What you should do = Give the listing again, word for word, and let no picture into it.

++++ The input ++++

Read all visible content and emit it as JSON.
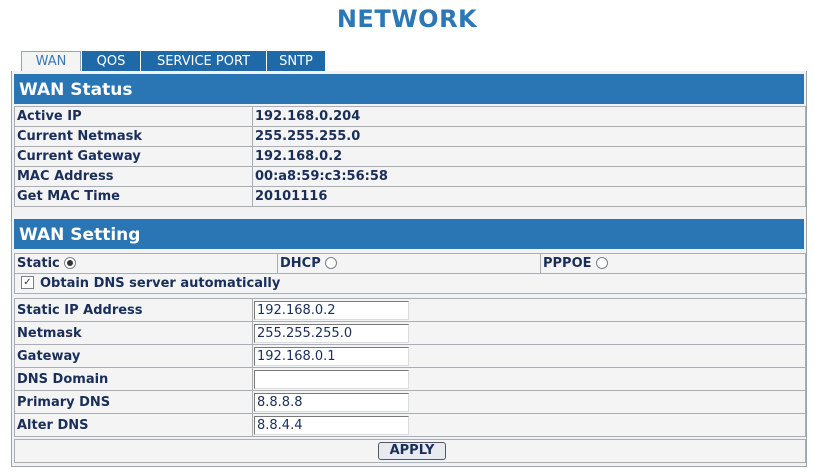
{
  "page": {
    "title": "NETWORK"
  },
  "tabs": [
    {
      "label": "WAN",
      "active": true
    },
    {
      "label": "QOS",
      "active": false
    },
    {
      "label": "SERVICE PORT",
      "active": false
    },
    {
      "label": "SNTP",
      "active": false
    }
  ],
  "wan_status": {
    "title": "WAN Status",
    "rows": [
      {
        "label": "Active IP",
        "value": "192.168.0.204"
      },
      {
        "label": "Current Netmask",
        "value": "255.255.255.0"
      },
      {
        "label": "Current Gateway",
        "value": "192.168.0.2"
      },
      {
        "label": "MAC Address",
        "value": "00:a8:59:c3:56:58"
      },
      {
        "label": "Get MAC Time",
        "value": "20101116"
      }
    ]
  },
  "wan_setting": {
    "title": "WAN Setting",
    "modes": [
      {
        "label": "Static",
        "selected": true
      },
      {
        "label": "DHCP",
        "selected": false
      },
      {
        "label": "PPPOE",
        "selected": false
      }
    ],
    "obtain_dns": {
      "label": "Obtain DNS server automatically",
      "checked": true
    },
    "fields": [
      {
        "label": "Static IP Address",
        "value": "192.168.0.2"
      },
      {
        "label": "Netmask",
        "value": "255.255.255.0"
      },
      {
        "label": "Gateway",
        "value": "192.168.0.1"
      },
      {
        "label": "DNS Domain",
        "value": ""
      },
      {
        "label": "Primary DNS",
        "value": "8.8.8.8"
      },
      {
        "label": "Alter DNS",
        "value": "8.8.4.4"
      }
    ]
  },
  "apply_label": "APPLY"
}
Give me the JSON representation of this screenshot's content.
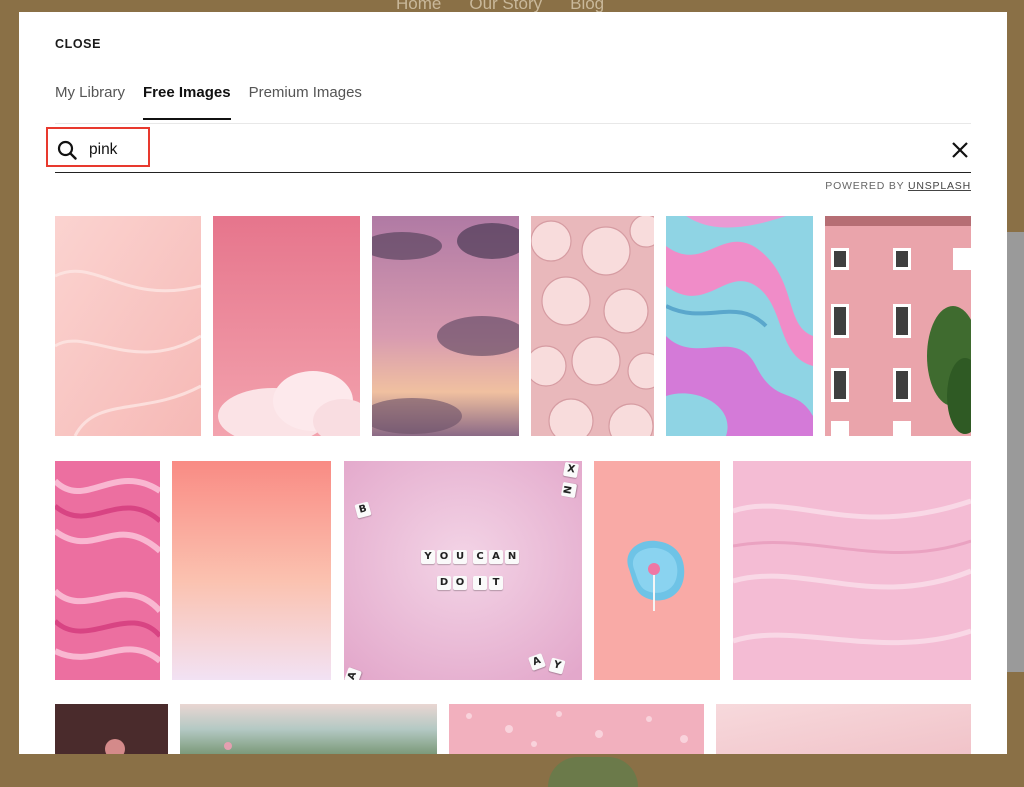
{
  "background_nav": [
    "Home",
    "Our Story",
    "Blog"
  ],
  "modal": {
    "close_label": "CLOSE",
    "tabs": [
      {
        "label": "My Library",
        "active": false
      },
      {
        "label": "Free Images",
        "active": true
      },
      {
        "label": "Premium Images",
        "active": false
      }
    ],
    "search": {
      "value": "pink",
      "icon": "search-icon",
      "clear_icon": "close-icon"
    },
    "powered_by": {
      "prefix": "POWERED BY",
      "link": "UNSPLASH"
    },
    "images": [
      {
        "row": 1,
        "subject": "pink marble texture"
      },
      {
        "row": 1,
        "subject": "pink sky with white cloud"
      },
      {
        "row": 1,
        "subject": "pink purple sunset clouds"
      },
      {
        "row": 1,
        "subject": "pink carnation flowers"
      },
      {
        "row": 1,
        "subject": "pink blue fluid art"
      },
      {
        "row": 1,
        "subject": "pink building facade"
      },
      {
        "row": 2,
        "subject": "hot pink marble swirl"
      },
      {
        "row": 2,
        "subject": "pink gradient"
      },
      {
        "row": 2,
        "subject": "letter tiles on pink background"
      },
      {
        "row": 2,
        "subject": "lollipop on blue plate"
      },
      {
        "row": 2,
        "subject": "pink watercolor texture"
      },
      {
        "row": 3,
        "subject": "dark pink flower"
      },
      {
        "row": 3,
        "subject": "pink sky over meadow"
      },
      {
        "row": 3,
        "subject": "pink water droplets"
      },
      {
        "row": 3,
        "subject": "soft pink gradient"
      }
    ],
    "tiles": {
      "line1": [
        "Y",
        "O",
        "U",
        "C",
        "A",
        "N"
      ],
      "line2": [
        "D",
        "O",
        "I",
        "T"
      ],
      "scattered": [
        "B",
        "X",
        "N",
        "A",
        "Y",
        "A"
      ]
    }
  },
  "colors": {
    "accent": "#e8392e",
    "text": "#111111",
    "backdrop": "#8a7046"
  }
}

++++

Output =
Read all visible content and emit it as JSON.
{
  "page": {
    "title": "NETWORK"
  },
  "tabs": [
    {
      "label": "WAN",
      "active": true
    },
    {
      "label": "QOS",
      "active": false
    },
    {
      "label": "SERVICE PORT",
      "active": false
    },
    {
      "label": "SNTP",
      "active": false
    }
  ],
  "wan_status": {
    "title": "WAN Status",
    "rows": [
      {
        "label": "Active IP",
        "value": "192.168.0.204"
      },
      {
        "label": "Current Netmask",
        "value": "255.255.255.0"
      },
      {
        "label": "Current Gateway",
        "value": "192.168.0.2"
      },
      {
        "label": "MAC Address",
        "value": "00:a8:59:c3:56:58"
      },
      {
        "label": "Get MAC Time",
        "value": "20101116"
      }
    ]
  },
  "wan_setting": {
    "title": "WAN Setting",
    "modes": [
      {
        "label": "Static",
        "selected": true
      },
      {
        "label": "DHCP",
        "selected": false
      },
      {
        "label": "PPPOE",
        "selected": false
      }
    ],
    "obtain_dns": {
      "label": "Obtain DNS server automatically",
      "checked": true
    },
    "fields": [
      {
        "label": "Static IP Address",
        "value": "192.168.0.2"
      },
      {
        "label": "Netmask",
        "value": "255.255.255.0"
      },
      {
        "label": "Gateway",
        "value": "192.168.0.1"
      },
      {
        "label": "DNS Domain",
        "value": ""
      },
      {
        "label": "Primary DNS",
        "value": "8.8.8.8"
      },
      {
        "label": "Alter DNS",
        "value": "8.8.4.4"
      }
    ]
  },
  "apply_label": "APPLY"
}
Give me the JSON representation of this screenshot's content.
{
  "background_nav": [
    "Home",
    "Our Story",
    "Blog"
  ],
  "modal": {
    "close_label": "CLOSE",
    "tabs": [
      {
        "label": "My Library",
        "active": false
      },
      {
        "label": "Free Images",
        "active": true
      },
      {
        "label": "Premium Images",
        "active": false
      }
    ],
    "search": {
      "value": "pink",
      "icon": "search-icon",
      "clear_icon": "close-icon"
    },
    "powered_by": {
      "prefix": "POWERED BY",
      "link": "UNSPLASH"
    },
    "images": [
      {
        "row": 1,
        "subject": "pink marble texture"
      },
      {
        "row": 1,
        "subject": "pink sky with white cloud"
      },
      {
        "row": 1,
        "subject": "pink purple sunset clouds"
      },
      {
        "row": 1,
        "subject": "pink carnation flowers"
      },
      {
        "row": 1,
        "subject": "pink blue fluid art"
      },
      {
        "row": 1,
        "subject": "pink building facade"
      },
      {
        "row": 2,
        "subject": "hot pink marble swirl"
      },
      {
        "row": 2,
        "subject": "pink gradient"
      },
      {
        "row": 2,
        "subject": "letter tiles on pink background"
      },
      {
        "row": 2,
        "subject": "lollipop on blue plate"
      },
      {
        "row": 2,
        "subject": "pink watercolor texture"
      },
      {
        "row": 3,
        "subject": "dark pink flower"
      },
      {
        "row": 3,
        "subject": "pink sky over meadow"
      },
      {
        "row": 3,
        "subject": "pink water droplets"
      },
      {
        "row": 3,
        "subject": "soft pink gradient"
      }
    ],
    "tiles": {
      "line1": [
        "Y",
        "O",
        "U",
        "C",
        "A",
        "N"
      ],
      "line2": [
        "D",
        "O",
        "I",
        "T"
      ],
      "scattered": [
        "B",
        "X",
        "N",
        "A",
        "Y",
        "A"
      ]
    }
  },
  "colors": {
    "accent": "#e8392e",
    "text": "#111111",
    "backdrop": "#8a7046"
  }
}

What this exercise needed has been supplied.